The next thing she knew, something cold and rough was reaching for her and she was carried to the bathroom with a hand "clapped over my mouth" by what she assumed was a gang of pirates sent to kidnap and kill her. Once laid out on the cold tiles of the bathroom floor, they held her down and circumcised her. She writes: "I screamed with pain despite the tight hand held over my mouth. The pain was not just a pain, it was like a searing flame that went through my whole body... I just wept and called out to my mother for help. But the worst shock of all was when I looked around and found her standing by my side. Yes, it was her, I could not be mistaken, in flesh and blood, right in the midst of these strangers, talking to them and smiling at them, as though they had not participated in slaughtering her daughter just a few moments ago."
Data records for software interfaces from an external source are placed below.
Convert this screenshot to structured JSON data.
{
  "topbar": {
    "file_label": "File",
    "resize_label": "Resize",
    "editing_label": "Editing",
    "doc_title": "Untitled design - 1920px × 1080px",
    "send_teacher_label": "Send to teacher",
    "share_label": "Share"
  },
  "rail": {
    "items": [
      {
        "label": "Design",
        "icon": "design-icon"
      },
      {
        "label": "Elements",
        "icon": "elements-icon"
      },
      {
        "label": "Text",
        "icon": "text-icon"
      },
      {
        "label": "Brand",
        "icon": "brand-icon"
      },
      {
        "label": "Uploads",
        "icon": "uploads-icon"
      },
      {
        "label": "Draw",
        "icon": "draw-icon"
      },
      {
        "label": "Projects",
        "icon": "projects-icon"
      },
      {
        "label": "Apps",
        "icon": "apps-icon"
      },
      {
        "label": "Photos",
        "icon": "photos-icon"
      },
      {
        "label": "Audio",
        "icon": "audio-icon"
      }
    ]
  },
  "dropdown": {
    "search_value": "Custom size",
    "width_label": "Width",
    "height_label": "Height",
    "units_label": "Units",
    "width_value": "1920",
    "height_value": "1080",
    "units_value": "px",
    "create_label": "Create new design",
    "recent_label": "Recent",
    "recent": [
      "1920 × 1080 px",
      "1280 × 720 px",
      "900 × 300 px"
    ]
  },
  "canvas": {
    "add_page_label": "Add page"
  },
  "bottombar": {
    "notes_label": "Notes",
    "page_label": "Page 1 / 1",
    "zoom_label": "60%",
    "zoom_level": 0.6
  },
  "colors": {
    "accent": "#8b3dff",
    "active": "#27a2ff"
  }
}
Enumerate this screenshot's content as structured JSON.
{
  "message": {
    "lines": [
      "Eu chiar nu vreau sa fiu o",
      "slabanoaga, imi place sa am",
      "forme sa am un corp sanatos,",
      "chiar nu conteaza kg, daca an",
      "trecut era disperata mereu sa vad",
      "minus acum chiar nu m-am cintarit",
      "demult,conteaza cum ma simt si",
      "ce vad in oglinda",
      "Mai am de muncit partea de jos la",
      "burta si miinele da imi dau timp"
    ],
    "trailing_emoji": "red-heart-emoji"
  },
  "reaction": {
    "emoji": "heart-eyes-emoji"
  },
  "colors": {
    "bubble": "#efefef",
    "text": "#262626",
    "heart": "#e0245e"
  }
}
Did she ever forgive her mother? "Of course," says el Saadawi, her voice full of affection. "I loved my mother. She was also a victim. She thought what she was doing was good and that it was best for me." Her relationship with her siblings has been more strained. "Our relationship is very fragile," she says. "They belong very much to the culture here. Most of my sisters are veiled." Partly as a result of el Saadawi's writing, a law was passed in 2007 to ban female genital mutilation, but she says that 97 per cent of women are still circumcised in Egypt. "You cannot eradicate such habits by law," she says. "We need education."

As the star pupil of her school in the village of Kafr Tahla on the banks of the Nile, medical school was a natural choice for the young el Saadawi. "It was also what my parents wanted," she says. "It is a respectable profession and also brings in money." She did extremely well at medical school, going on to become a thoracic surgeon, a health educator and latterly a psychiatrist. But writing has always been her main passion.
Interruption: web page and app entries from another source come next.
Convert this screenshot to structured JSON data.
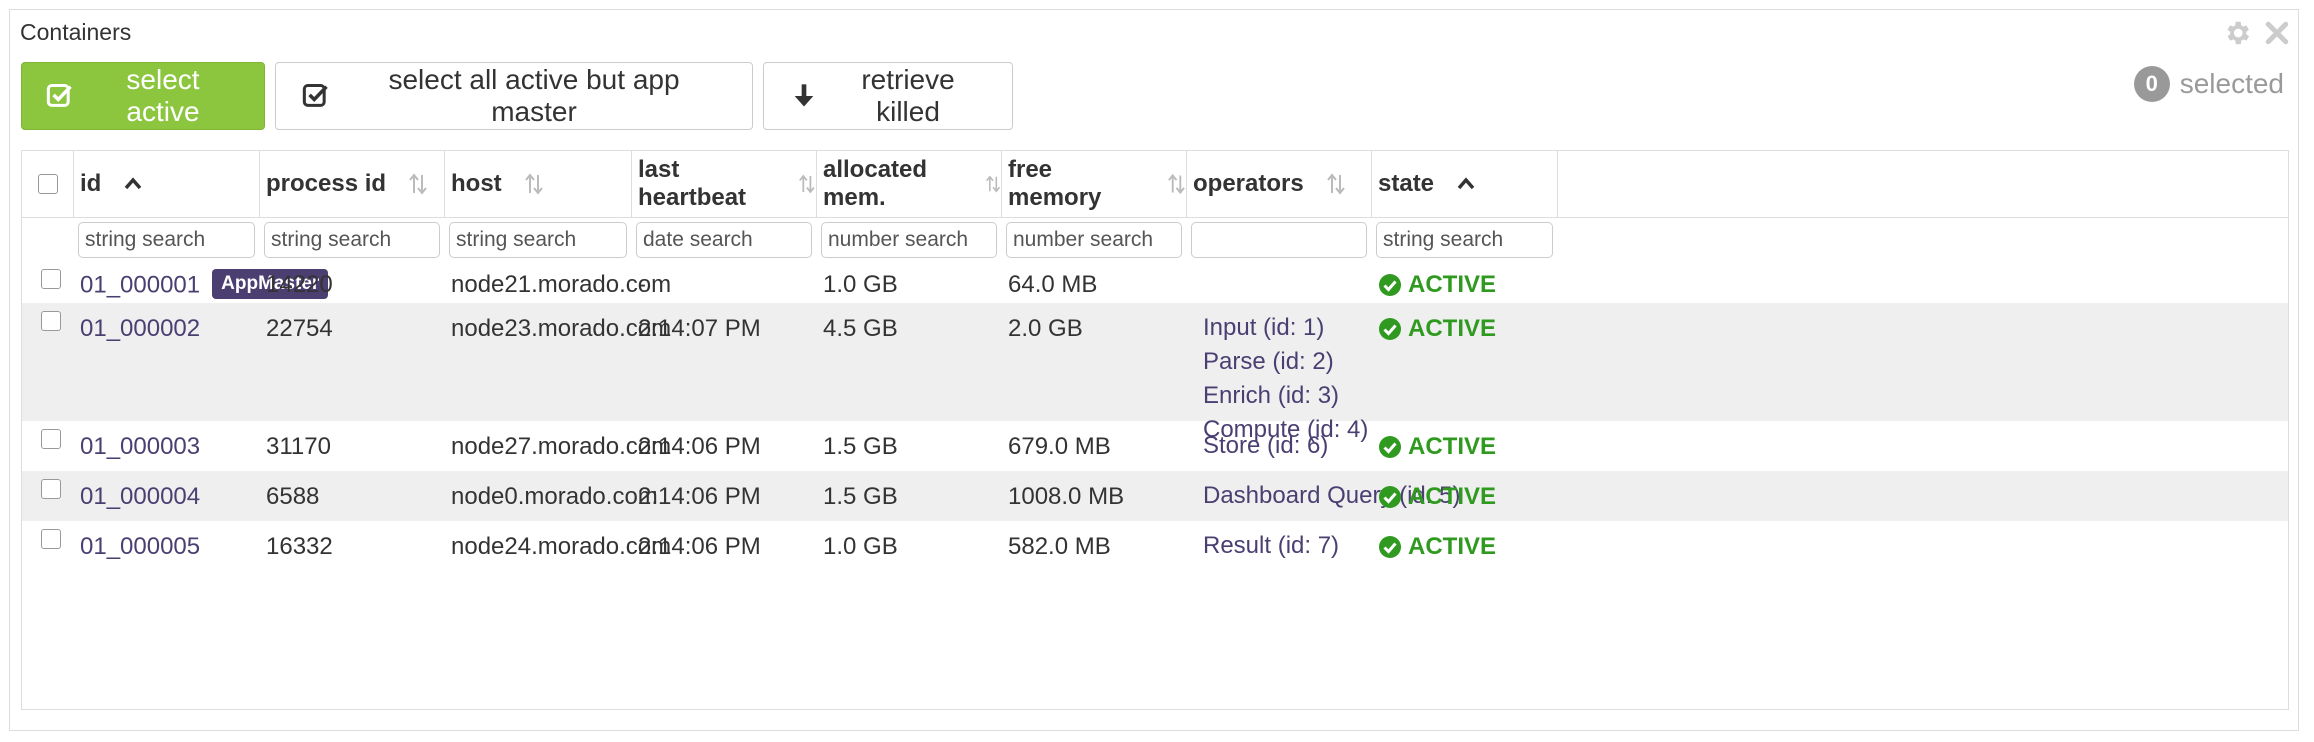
{
  "panel": {
    "title": "Containers",
    "tools": [
      "gear-icon",
      "close-icon"
    ]
  },
  "toolbar": {
    "select_active": "select active",
    "select_all_but_master": "select all active but app master",
    "retrieve_killed": "retrieve killed",
    "selected_count": "0",
    "selected_label": "selected"
  },
  "colors": {
    "primary_button": "#8cc63f",
    "link": "#4b3f72",
    "active_state": "#2f9a1f",
    "row_alt": "#efefef"
  },
  "table": {
    "columns": [
      {
        "label": "id",
        "sort": "asc",
        "filter_placeholder": "string search"
      },
      {
        "label": "process id",
        "sort": "none",
        "filter_placeholder": "string search"
      },
      {
        "label": "host",
        "sort": "none",
        "filter_placeholder": "string search"
      },
      {
        "label": "last heartbeat",
        "sort": "none",
        "filter_placeholder": "date search"
      },
      {
        "label": "allocated mem.",
        "sort": "none",
        "filter_placeholder": "number search"
      },
      {
        "label": "free memory",
        "sort": "none",
        "filter_placeholder": "number search"
      },
      {
        "label": "operators",
        "sort": "none",
        "filter_placeholder": ""
      },
      {
        "label": "state",
        "sort": "asc",
        "filter_placeholder": "string search"
      }
    ],
    "rows": [
      {
        "id": "01_000001",
        "badge": "AppMaster",
        "process_id": "14220",
        "host": "node21.morado.com",
        "last_heartbeat": "-",
        "allocated_mem": "1.0 GB",
        "free_memory": "64.0 MB",
        "operators": [],
        "state": "ACTIVE"
      },
      {
        "id": "01_000002",
        "badge": "",
        "process_id": "22754",
        "host": "node23.morado.com",
        "last_heartbeat": "2:14:07 PM",
        "allocated_mem": "4.5 GB",
        "free_memory": "2.0 GB",
        "operators": [
          "Input (id: 1)",
          "Parse (id: 2)",
          "Enrich (id: 3)",
          "Compute (id: 4)"
        ],
        "state": "ACTIVE"
      },
      {
        "id": "01_000003",
        "badge": "",
        "process_id": "31170",
        "host": "node27.morado.com",
        "last_heartbeat": "2:14:06 PM",
        "allocated_mem": "1.5 GB",
        "free_memory": "679.0 MB",
        "operators": [
          "Store (id: 6)"
        ],
        "state": "ACTIVE"
      },
      {
        "id": "01_000004",
        "badge": "",
        "process_id": "6588",
        "host": "node0.morado.com",
        "last_heartbeat": "2:14:06 PM",
        "allocated_mem": "1.5 GB",
        "free_memory": "1008.0 MB",
        "operators": [
          "Dashboard Query (id: 5)"
        ],
        "state": "ACTIVE"
      },
      {
        "id": "01_000005",
        "badge": "",
        "process_id": "16332",
        "host": "node24.morado.com",
        "last_heartbeat": "2:14:06 PM",
        "allocated_mem": "1.0 GB",
        "free_memory": "582.0 MB",
        "operators": [
          "Result (id: 7)"
        ],
        "state": "ACTIVE"
      }
    ]
  }
}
"I am a medical doctor and a fighter for human rights. But if I had to choose one thing, it would be writing," she explains. El Saadawi has written 47 books. More than 20 have been translated into English and many other languages. One of her books, Memoirs From The Women's Prison, published in 1984, was written while she was imprisoned for three months for allegedly plotting a coup to overthrow the government with the help of Bulgarians. In reality it had more to do with her opposition to the Jerusalem Peace Treaty and "my books and articles criticising [former president Anwar el] Sadat's policy and his submission to neocolonial domination". She wrote it in secret on rolls of toilet paper with an eyebrow pencil borrowed from a fellow inmate, a prostitute. "It was one of my best books because it was written in the agony of a real situation," she says. "The charges were ridiculous. I don't even know where Bulgaria is!" She was released a month after Sadat's assassination.

Her bestselling book, Woman At Point Zero, which is based on conversations with a prostitute condemned to death for murdering her pimp, was published in 1979. It has been translated into 30 languages and is studied in schools and universities around the world. But not in Egypt. Why? El Saadawi laughs. "Never, never will it be studied here," she exclaims. "It was never even published here. I gave it to a feminist editor here and she asked me how I could defend a prostitute. The critics called me a man hater."
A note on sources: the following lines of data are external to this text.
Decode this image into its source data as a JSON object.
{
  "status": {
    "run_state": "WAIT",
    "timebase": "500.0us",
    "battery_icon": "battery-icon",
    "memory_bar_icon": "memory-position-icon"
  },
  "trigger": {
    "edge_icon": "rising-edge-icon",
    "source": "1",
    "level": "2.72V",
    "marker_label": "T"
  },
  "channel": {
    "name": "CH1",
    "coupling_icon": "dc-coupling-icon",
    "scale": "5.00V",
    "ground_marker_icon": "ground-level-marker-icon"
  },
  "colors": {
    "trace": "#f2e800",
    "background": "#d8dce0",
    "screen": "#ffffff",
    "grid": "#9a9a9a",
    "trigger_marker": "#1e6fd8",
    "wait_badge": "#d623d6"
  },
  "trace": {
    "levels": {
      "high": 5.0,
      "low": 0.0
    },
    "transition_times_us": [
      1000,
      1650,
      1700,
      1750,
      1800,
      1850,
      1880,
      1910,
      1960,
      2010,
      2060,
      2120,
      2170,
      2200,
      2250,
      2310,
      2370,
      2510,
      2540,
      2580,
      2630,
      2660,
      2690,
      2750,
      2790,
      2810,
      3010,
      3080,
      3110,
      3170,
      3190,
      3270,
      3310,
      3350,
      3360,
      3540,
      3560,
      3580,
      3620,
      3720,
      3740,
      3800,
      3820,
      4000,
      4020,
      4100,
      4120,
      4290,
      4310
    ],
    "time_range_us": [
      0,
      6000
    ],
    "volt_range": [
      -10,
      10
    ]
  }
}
it is true that el Saadawi's portrayals of men are relentlessly negative. So is she a man hater? Is it possible to hate men and be married three times? "Of course I don't hate men. Women in my books are also very contradictory. I am not a hater of men or women, but I am critical. The fact is that the patriarchal society produces men like this; they, too, are the victims. People really hate a woman who exposes patriarchy in a very deep way. It's like you uncover them and make them naked. Men are scared of me because I uncover them in my books. I am a fierce writer, aggressive and precise. The pen is like my scalpel and I pierce them with it."

El Saadawi's first husband was a young freedom fighter who "lost his life because he believed he should liberate Egypt from British rule". He began using drugs after the war and his health gradually deteriorated. Her second husband was a respected judge, whom she married in part because all her friends were telling her she should marry. "There was no real love," she says, "and he was scared of my writing."